### Work request
In the entries below, find every line with "text" and copy it.

### Input for this task
--
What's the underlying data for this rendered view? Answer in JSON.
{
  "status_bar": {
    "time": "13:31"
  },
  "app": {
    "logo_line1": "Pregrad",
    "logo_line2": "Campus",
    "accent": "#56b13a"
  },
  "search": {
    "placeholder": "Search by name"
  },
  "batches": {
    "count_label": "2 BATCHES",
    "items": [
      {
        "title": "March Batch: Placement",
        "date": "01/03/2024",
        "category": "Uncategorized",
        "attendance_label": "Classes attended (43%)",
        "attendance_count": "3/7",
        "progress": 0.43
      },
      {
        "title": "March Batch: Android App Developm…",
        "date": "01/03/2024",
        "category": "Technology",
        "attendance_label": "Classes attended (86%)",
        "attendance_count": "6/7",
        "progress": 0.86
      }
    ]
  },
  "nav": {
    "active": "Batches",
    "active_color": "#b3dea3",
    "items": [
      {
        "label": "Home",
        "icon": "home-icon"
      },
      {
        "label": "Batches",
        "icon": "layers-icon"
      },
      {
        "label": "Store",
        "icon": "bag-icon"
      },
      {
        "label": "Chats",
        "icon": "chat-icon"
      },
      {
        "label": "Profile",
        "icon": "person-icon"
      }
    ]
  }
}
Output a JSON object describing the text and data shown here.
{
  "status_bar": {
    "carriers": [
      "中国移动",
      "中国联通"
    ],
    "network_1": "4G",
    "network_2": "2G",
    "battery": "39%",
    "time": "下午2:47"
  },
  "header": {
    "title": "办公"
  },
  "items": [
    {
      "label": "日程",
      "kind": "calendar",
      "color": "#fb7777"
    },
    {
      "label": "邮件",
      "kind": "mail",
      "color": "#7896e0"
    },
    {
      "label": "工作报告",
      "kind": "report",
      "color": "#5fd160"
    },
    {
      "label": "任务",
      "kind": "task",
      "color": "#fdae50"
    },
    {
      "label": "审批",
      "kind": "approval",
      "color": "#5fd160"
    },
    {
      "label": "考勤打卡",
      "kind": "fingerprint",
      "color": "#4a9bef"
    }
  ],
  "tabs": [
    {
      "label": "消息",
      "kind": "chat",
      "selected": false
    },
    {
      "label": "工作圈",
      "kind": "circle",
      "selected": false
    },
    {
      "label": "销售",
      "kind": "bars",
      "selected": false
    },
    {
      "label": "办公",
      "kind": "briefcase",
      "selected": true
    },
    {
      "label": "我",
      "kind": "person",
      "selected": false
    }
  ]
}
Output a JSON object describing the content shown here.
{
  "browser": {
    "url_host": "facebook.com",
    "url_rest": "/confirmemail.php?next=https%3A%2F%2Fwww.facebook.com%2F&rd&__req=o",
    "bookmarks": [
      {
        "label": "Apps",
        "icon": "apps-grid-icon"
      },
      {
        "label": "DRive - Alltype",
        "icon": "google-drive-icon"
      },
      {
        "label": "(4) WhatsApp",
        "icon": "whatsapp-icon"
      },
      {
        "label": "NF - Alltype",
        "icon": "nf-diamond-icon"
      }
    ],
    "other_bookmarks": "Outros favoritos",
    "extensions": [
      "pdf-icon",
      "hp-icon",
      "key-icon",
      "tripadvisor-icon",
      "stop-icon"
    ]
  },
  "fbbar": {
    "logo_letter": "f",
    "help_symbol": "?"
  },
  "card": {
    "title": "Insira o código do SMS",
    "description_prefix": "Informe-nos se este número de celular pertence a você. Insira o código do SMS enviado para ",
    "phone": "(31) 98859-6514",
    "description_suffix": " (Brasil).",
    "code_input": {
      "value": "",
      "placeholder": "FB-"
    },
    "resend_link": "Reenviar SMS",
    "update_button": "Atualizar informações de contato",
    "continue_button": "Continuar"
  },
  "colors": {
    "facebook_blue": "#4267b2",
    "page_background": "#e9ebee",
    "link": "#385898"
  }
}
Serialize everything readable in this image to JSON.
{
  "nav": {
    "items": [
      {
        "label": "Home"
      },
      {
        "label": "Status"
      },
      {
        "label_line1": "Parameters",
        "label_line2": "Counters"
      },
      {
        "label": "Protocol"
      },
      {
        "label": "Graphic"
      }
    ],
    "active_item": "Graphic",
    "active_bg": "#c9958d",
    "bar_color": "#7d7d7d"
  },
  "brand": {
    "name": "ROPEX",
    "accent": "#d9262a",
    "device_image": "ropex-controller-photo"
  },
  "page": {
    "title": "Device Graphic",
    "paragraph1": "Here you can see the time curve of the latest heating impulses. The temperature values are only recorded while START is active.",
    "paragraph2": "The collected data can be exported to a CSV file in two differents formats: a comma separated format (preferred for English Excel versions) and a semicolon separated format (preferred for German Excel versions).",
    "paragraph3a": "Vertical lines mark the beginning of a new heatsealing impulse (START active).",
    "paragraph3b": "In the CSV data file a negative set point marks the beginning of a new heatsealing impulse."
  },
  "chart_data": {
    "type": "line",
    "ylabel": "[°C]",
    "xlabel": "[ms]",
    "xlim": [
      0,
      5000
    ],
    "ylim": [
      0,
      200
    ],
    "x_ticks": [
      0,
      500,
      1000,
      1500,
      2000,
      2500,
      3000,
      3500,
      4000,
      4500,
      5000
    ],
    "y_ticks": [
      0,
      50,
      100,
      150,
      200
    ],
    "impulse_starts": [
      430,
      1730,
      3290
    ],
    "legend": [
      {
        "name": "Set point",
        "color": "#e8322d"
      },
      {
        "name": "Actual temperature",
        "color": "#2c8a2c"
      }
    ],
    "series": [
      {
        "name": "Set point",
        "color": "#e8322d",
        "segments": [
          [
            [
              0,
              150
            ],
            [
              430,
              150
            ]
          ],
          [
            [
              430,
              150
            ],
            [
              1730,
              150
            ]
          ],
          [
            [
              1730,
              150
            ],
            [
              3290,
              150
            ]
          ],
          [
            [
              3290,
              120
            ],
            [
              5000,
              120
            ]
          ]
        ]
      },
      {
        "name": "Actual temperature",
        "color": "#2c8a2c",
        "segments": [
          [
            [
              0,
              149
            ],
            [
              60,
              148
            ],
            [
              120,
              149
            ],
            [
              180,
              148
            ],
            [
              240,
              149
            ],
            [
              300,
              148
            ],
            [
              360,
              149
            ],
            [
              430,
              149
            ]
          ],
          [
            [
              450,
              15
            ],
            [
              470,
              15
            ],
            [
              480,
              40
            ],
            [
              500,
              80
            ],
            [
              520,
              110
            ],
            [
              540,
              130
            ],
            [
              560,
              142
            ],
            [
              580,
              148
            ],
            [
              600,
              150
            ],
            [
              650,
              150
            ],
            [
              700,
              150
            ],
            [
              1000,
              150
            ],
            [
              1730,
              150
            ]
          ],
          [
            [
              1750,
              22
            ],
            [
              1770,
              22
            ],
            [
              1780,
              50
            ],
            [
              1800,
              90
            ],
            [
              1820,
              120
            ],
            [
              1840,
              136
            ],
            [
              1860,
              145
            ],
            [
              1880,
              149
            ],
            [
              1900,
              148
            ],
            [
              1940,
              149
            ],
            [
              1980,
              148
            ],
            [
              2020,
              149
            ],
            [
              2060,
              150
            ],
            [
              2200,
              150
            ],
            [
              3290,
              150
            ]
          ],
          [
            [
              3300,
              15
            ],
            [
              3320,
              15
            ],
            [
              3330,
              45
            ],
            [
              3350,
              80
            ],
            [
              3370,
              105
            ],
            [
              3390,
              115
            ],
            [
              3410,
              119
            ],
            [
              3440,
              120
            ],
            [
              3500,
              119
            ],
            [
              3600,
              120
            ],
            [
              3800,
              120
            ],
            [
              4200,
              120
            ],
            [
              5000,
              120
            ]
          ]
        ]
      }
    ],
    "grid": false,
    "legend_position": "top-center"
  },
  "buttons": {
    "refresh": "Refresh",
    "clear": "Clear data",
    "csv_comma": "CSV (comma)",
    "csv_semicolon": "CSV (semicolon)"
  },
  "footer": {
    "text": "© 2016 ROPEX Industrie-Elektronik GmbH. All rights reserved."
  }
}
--
### Result
Output a JSON object describing the text and data shown here.
    "text": "© 2016 ROPEX Industrie-Elektronik GmbH. All rights reserved."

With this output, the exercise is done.